Monday, March 26, 2012

US out of the Cocos Islands!

The US imperialists are placing a further squeeze on their compliant puppets in Canberra.

Not satisfied with the “offer” for US marines outside Darwin, and the promise of access to the Stirling Naval Base outside of Perth, they are nosing around the Indian Ocean territory of the Cocos (Keeling) Islands.

The islands were annexed by the British in 1857 and transferred to Australian control on 23 November 1955 under the Cocos (Keeling) Islands Act 1955 (an Australian Act) pursuant to the Cocos Islands Act, 1955 (a UK Act).

The islands are strategically placed and were the subject of inter-imperialist rivalry in both World Wars.

Today, they are tourist destinations, with pristine shallow waters around two atolls, with some 24 islets. There are no rivers or lakes, and fresh water is drawn from natural underground storage of rainwater.
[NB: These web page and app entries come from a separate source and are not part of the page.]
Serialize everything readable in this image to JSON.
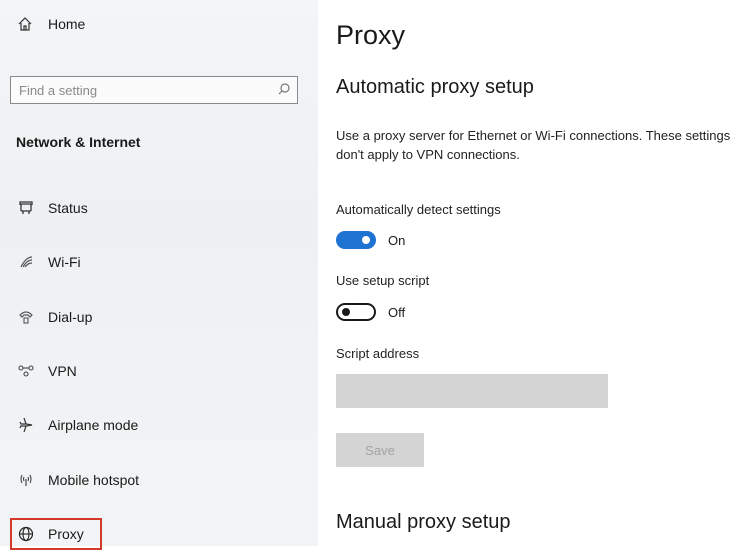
{
  "sidebar": {
    "home_label": "Home",
    "search_placeholder": "Find a setting",
    "group_title": "Network & Internet",
    "items": [
      {
        "label": "Status",
        "icon": "status-icon"
      },
      {
        "label": "Wi-Fi",
        "icon": "wifi-icon"
      },
      {
        "label": "Dial-up",
        "icon": "dialup-icon"
      },
      {
        "label": "VPN",
        "icon": "vpn-icon"
      },
      {
        "label": "Airplane mode",
        "icon": "airplane-icon"
      },
      {
        "label": "Mobile hotspot",
        "icon": "hotspot-icon"
      },
      {
        "label": "Proxy",
        "icon": "globe-icon",
        "selected": true
      }
    ]
  },
  "main": {
    "title": "Proxy",
    "auto_section_title": "Automatic proxy setup",
    "description": "Use a proxy server for Ethernet or Wi-Fi connections. These settings don't apply to VPN connections.",
    "auto_detect_label": "Automatically detect settings",
    "auto_detect_state": "On",
    "setup_script_label": "Use setup script",
    "setup_script_state": "Off",
    "script_address_label": "Script address",
    "script_address_value": "",
    "save_label": "Save",
    "manual_section_title": "Manual proxy setup"
  },
  "colors": {
    "accent": "#1e73d2",
    "highlight_border": "#d33a2c",
    "disabled_fill": "#d4d4d4"
  }
}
U.S. and Australian officials said the atoll could be an ideal site not only for manned U.S. surveillance aircraft but for Global Hawks, an unarmed, high-altitude surveillance drone. The U.S. Navy is developing a newer version of the Global Hawk, known as the Broad Area Maritime Surveillance drone, or BAMS, that is scheduled to become operational in 2015. Aircraft based in the Cocos would be well-positioned to launch spy flights over the South China Sea.

That this is an imperialist attempt to circle and contain China is quite obvious.

Like the naval base proposed for Korea’s Jeju Island (conveniently omitted from the map below), it is tantamount to setting up camp on your neighbour’s doorstep and then accusing him of threatening you.

There will be no consultation with the people of the Cocos (Keeling) Islands. But they have an interesting demographic which may not welcome being taken over for aggressive US military purposes.

In 2010, the population of the islands is estimated at just over 600. The population on the two inhabited islands generally is split between the ethnic Europeans on West Island (estimated population 100) and the ethnic Malays on Home Island (estimated population 500). A Cocos dialect of Malay and English are the main languages spoken, and 80% of Cocos Islanders are Sunni Muslim.

The US imperialists are hell-bent on controlling the South China Sea and are making the Chinese out to be the baddies.

For domestic consumption, the Washington Post frames the latest development in these terms: “Although U.S. officials say the regional pivot is not aimed at any single country, analysts said it is a clear response to a rising China, whose growing military strength and assertive territorial claims have pushed other Asian nations to reach out to Washington”.

Look at the map again to see a case of the pot calling the kettle black.

It is the US imperialists who are making assertive claims on Australian (and other) territory to advance the interests of the Empire.

Keep the Cocos clean!

US imperialists out!

1 comment:

Mike said...

Cocos never consulted on drones: resident
March 28, 2012
Cocos Islands residents have never been consulted about basing American surveillance drones on the Australian territory and were recently assured no military base would be set up there, a local businessman says.
Defence Minister Stephen Smith is playing down speculation the US could operate long-range Global Hawk drones from the territory in the Indian Ocean, as reported in The Washington Post.
Mr Smith says expanded use of the Cocos Islands is a longer-term option for a closer Australian-US engagement, but there have been no talks on the issue.
"Cocos is a possibility ... it's a long-term prospect," he told ABC Radio on Wednesday.
Cocos Island dive shop operator Dieter Gerhard says the territory's federal MP Warren Snowdon visited the islands less than a month ago and was asked about media reports of drones being based there.
"I specifically put to him the concern that the community would possibly have and had his assurance at the time that no military base would be placed on Cocos Island," Mr Gerhard told AAP on Wednesday.
"So either he hasn't been informed or chose not to communicate it at the time."
Mr Gerhard said the island community had never been consulted about the possibility of a drone base.
He said if a military base was established it would go on West Island which had a population of about 150 who all lived within 500 metres of the runway.
"If you've got a military base in the middle of town, what other community has to tolerate that?"
Mr Gerhard said currently there were three Virgin flights a week and the odd other commercial or military flight.
He said he could only assume that the net effect of a military presence would be negative with access to areas of the island restricted.
The runway doubled as the community's golf course and a drone base could see that being lost, Mr Gerhard said.
He said the local community had never been consulted about the possibility of a drone base.